You were meant to feel good.
Dr. Cox provides therapy services, including EMDR for trauma recovery, calming, relationship issues, and performance enhancement. Performance EMDR helps clients achieve goals in the arts, in business, and in academics. Deborah is board certified in Couple and Family Psychology and treats couples with a focus on the attachment relationship. She also combines this relationship work with EMDR to help couples and other family relationships with attachment repair. Finally, Deborah utilizes art methods and on-site creative consultation to facilitate trauma recovery, couples therapy, spiritual recovery, and performance EMDR.
The worlds of art and therapy intersect because we’re born creators. I make and celebrate art and environment aesthetics because creating keeps me balanced and whole. Beauty helps my clients find hope – and it helps me, as a psychologist, to stay awake to the world around me. I also work in a unique setting that inspires people toward healing, learning, and expanded creativity.
Fee per one-hour (55-70 minute) session: $195.00
Feel free to inquire about rates for combined (dual therapist) and/or extended sessions.
Dr. Cox uses a more flexible and longer session timeframe than what is typical (45-50 minute) for mental health therapy. This format follows her unique approach to therapy, developed over nearly 30 years of practice with individuals, couples, families, and working groups.
These sessions are designed to:
- help you identify the core trauma and childhood, family-of-origin elements of your problem,
- target the core elements with research-based treatment, such as EMDR, and then,
- allow attention to things that bring you joy, and
- imagine possibilities for healing, calm, beauty, and satisfaction
Deborah Cox & Tracy Maxfield
Joint Sessions Available.
Joint sessions are available.
CREATIVE PSYCHOLOGY SERVICES BLOGS
Relationship Self Care for Therapists When was the last time you applied your counseling skills to yourself to think about your own love life as a critical component of your self-care? Relationships form the essential bedrock of self-care. All the yoga and massage in...
Why Relational Self-Care Matters to Your Work Do you think of your love life as a critical component of your self-care? If you’re like most of us, probably not. Let’s see . . . work out: check, sleep eight hours: check, feel close with someone I love? . . . Not so...
Sometimes solo therapy feels pretty bleak . . . A client tells you he has no emotion as he reveals his father’s suicide. Therapy fails to gain traction and he continues to not feel. Another client has an auto-immune disorder that started when she discovered her...
Burnout in helping professionals becomes a way of life. ReConceive podcast shows you how to reverse it.

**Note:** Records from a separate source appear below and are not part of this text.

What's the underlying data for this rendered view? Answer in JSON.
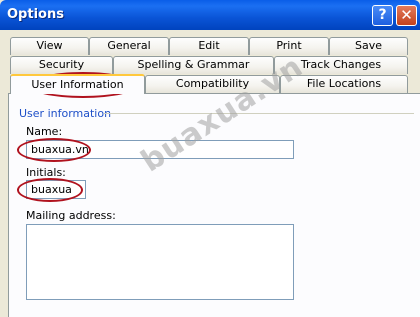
{
  "window": {
    "title": "Options",
    "help_glyph": "?",
    "close_glyph": "✕"
  },
  "tabs": {
    "row1": [
      "View",
      "General",
      "Edit",
      "Print",
      "Save"
    ],
    "row2": [
      "Security",
      "Spelling & Grammar",
      "Track Changes"
    ],
    "row3": [
      "User Information",
      "Compatibility",
      "File Locations"
    ],
    "selected": "User Information"
  },
  "user_info": {
    "group_label": "User information",
    "name_label": "Name:",
    "name_value": "buaxua.vn",
    "initials_label": "Initials:",
    "initials_value": "buaxua",
    "mailing_label": "Mailing address:",
    "mailing_value": ""
  },
  "watermark": "buaxua.vn",
  "colors": {
    "title_bar": "#0a54d6",
    "annotation_circle": "#b0121e",
    "group_label": "#1f50c8"
  }
}
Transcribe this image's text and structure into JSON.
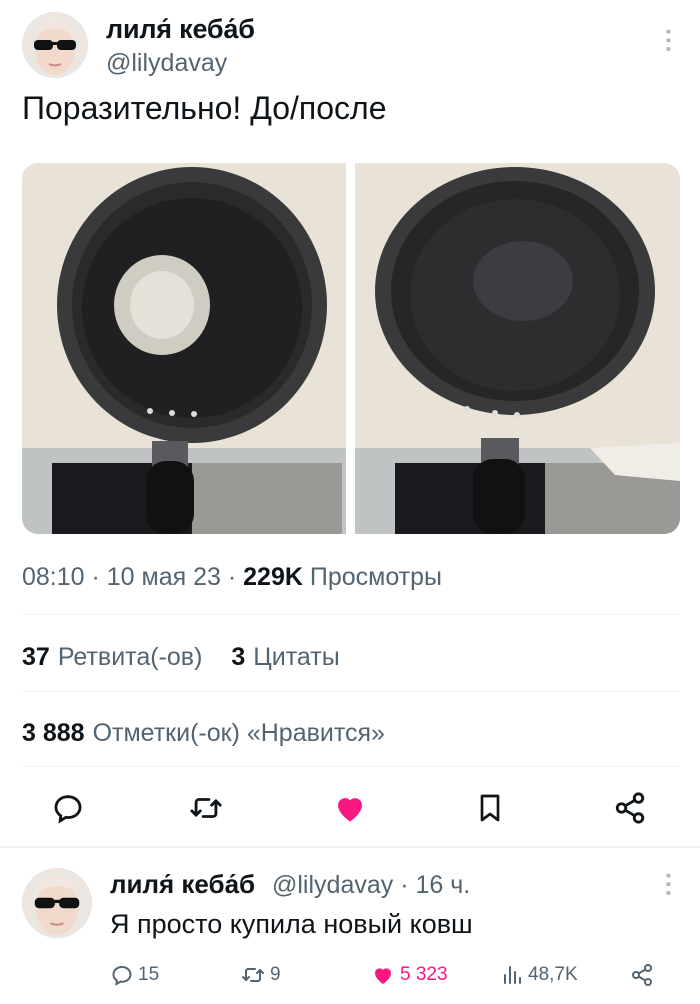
{
  "tweet": {
    "author_name": "лиля́ кеба́б",
    "author_handle": "@lilydavay",
    "text": "Поразительно! До/после",
    "time": "08:10 · 10 мая 23 · ",
    "views_count": "229K",
    "views_label": " Просмотры",
    "retweets_count": "37",
    "retweets_label": "Ретвита(-ов)",
    "quotes_count": "3",
    "quotes_label": "Цитаты",
    "likes_count": "3 888",
    "likes_label": "Отметки(-ок) «Нравится»"
  },
  "actions": {
    "reply": "reply-icon",
    "retweet": "retweet-icon",
    "like": "heart-icon",
    "bookmark": "bookmark-icon",
    "share": "share-icon"
  },
  "reply": {
    "author_name": "лиля́ кеба́б",
    "author_handle_time": "@lilydavay · 16 ч.",
    "text": "Я просто купила новый ковш",
    "reply_count": "15",
    "retweet_count": "9",
    "like_count": "5 323",
    "views_count": "48,7K"
  },
  "colors": {
    "accent_like": "#f91880",
    "secondary_text": "#536471",
    "divider": "#eff3f4"
  }
}
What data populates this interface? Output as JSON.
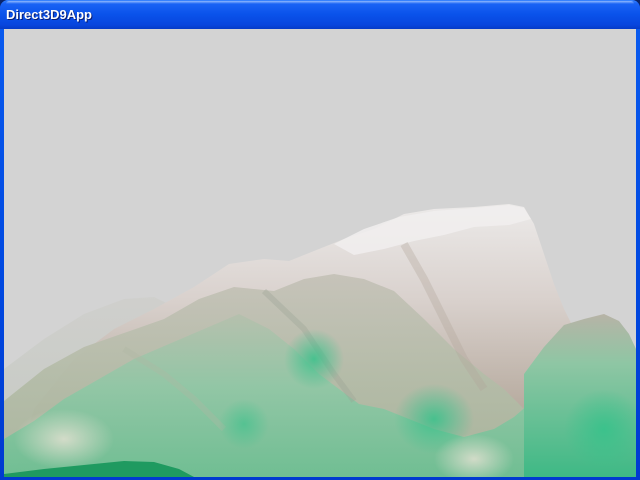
{
  "window": {
    "title": "Direct3D9App"
  },
  "scene": {
    "background_color": "#d3d3d3",
    "fog_color": "#d3d3d3",
    "description_colors": {
      "snow": "#e8e4e2",
      "rock": "#a89a90",
      "grass": "#3fbf88",
      "dark_grass": "#1f9a60"
    }
  }
}
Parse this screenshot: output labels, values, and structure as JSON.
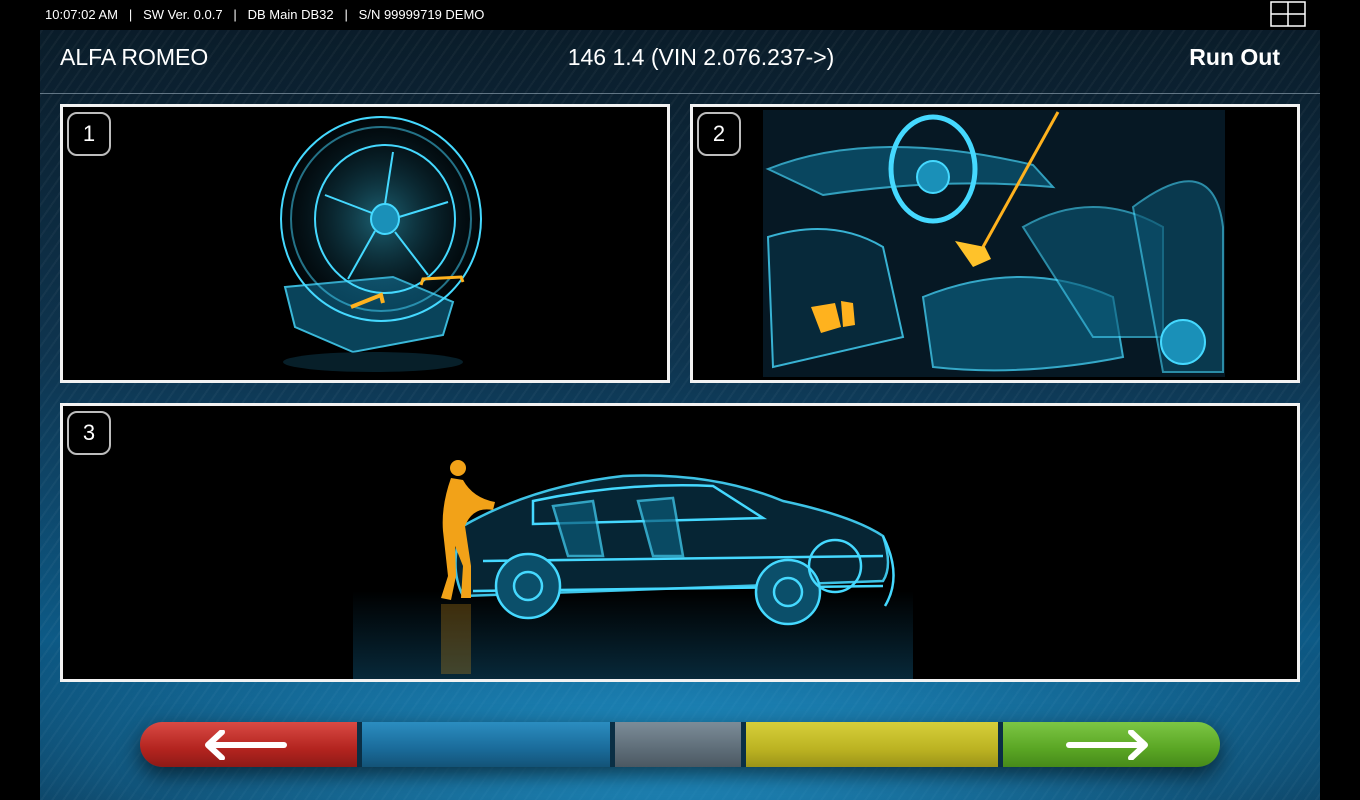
{
  "statusbar": {
    "time": "10:07:02 AM",
    "sw_version": "SW Ver. 0.0.7",
    "database": "DB Main DB32",
    "serial": "S/N 99999719 DEMO",
    "separator": "   |   ",
    "grid_icon": "grid-layout-icon"
  },
  "header": {
    "brand": "ALFA ROMEO",
    "model": "146 1.4 (VIN 2.076.237->)",
    "mode": "Run Out"
  },
  "panels": [
    {
      "step": "1",
      "illustration": "wheel on turntable with clamp"
    },
    {
      "step": "2",
      "illustration": "car interior with steering wheel lock and brake pedal press"
    },
    {
      "step": "3",
      "illustration": "person pushing vehicle"
    }
  ],
  "nav": {
    "back_icon": "arrow-left-icon",
    "next_icon": "arrow-right-icon",
    "colors": {
      "red": "#b3241f",
      "blue": "#1a6b9a",
      "gray": "#5e6d78",
      "yellow": "#bcb322",
      "green": "#5aa624"
    }
  }
}
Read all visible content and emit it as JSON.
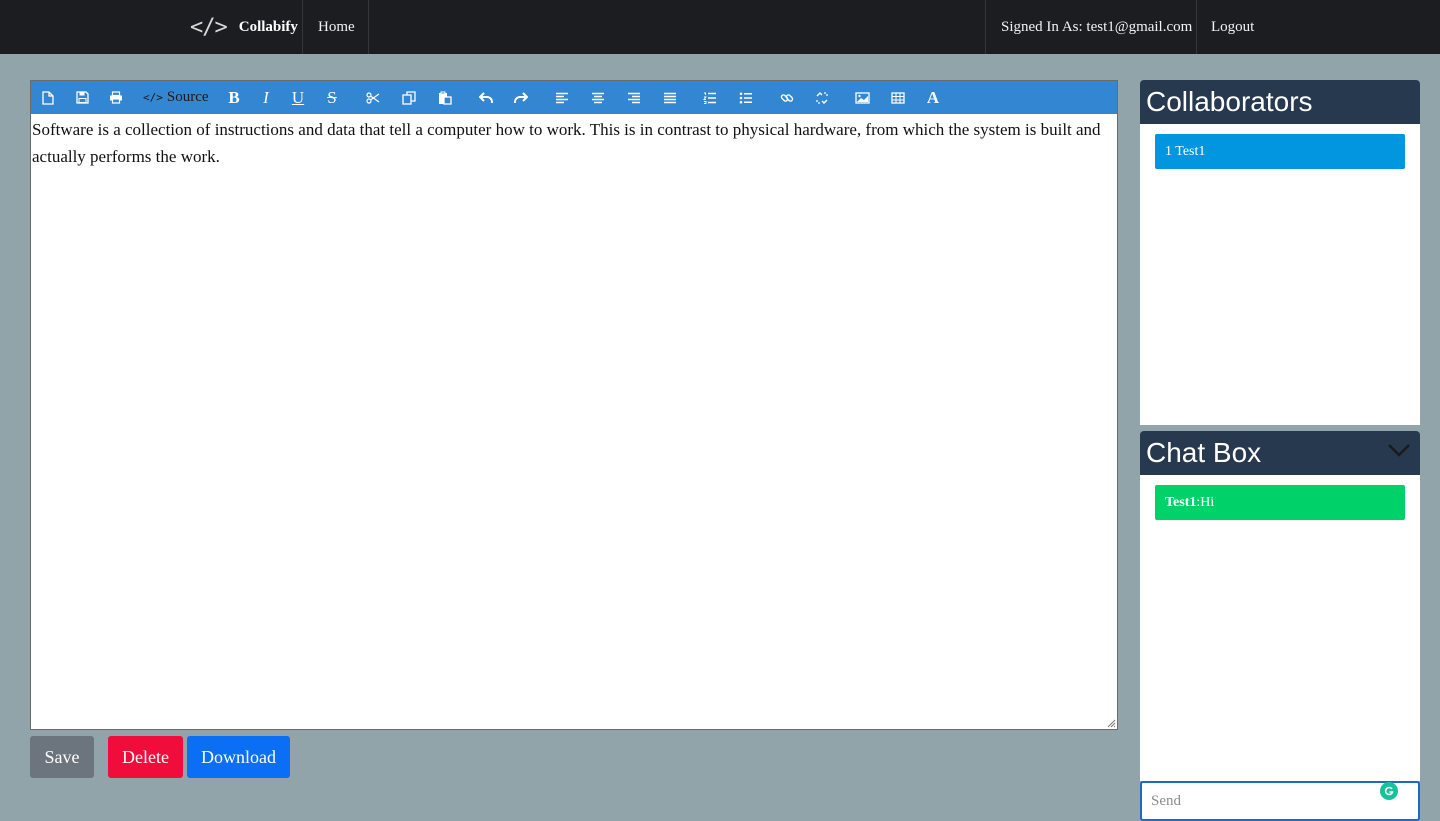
{
  "navbar": {
    "brand_icon": "</>",
    "brand_name": "Collabify",
    "home_label": "Home",
    "signed_in_label": "Signed In As: test1@gmail.com",
    "logout_label": "Logout"
  },
  "toolbar": {
    "source_label": "Source",
    "bold_label": "B",
    "italic_label": "I",
    "underline_label": "U",
    "strike_label": "S",
    "font_label": "A",
    "icons": [
      "new-page-icon",
      "save-icon",
      "print-icon",
      "source-icon",
      "bold-icon",
      "italic-icon",
      "underline-icon",
      "strikethrough-icon",
      "cut-icon",
      "copy-icon",
      "paste-icon",
      "undo-icon",
      "redo-icon",
      "align-left-icon",
      "align-center-icon",
      "align-right-icon",
      "justify-icon",
      "numbered-list-icon",
      "bulleted-list-icon",
      "link-icon",
      "unlink-icon",
      "image-icon",
      "table-icon",
      "font-color-icon"
    ]
  },
  "editor": {
    "content": "Software is a collection of instructions and data that tell a computer how to work. This is in contrast to physical hardware, from which the system is built and actually performs the work."
  },
  "actions": {
    "save_label": "Save",
    "delete_label": "Delete",
    "download_label": "Download"
  },
  "collaborators": {
    "title": "Collaborators",
    "items": [
      {
        "label": "1 Test1"
      }
    ]
  },
  "chat": {
    "title": "Chat Box",
    "messages": [
      {
        "sender": "Test1",
        "text": ":Hi"
      }
    ],
    "input_placeholder": "Send"
  },
  "colors": {
    "page_bg": "#90a4a9",
    "navbar_bg": "#1c1d20",
    "toolbar_bg": "#3386d1",
    "panel_header_bg": "#27394f",
    "collaborator_bg": "#0295e0",
    "chat_message_bg": "#00d26a",
    "save_bg": "#6c757d",
    "delete_bg": "#f00d3c",
    "download_bg": "#0a6ff5"
  }
}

Body psychotherapy nurtures the link between moving and changing. Attention to the body allows love, learning, and healing from trauma.
So Many Sick People A sea of sick people. Not bad people. Just regular people who've joined at least one cult. I believe that bad religion, religious abuse, and spiritual trauma hurt the individual, the community, and the world. Right now, the United States has more...
Sibling Political Anger I just spent a Saturday with my brother – after years of unspoken anger, political divisions, and very little contact. Three years my junior, he lives just twenty minutes away, Yet, we see each other perhaps once or twice a year. Michael and I...
Mindful anger means experiencing the emotion in an: 1. awake, 2. deliberate, and 3. self-nurturing way. Let’s break this down a bit so we can see how to love ourselves through difficult moments. Last week, I had an experience that allowed me to practice this. The...
How does anger help with compassion? Yesterday I talked with a friend who grasped, for the first time, how a family member had emotionally abused her. In about five minutes, she went from confused and ashamed . . . to angry, as she pieced together an incident in which...
Remember being angry as a child? Children's anger deserves our attention. When I talk to adults about their childhood anger, they usually remember, but feel anxious talking about it. Sometimes they draw a complete blank. I definitely remember being angry as a kid, and...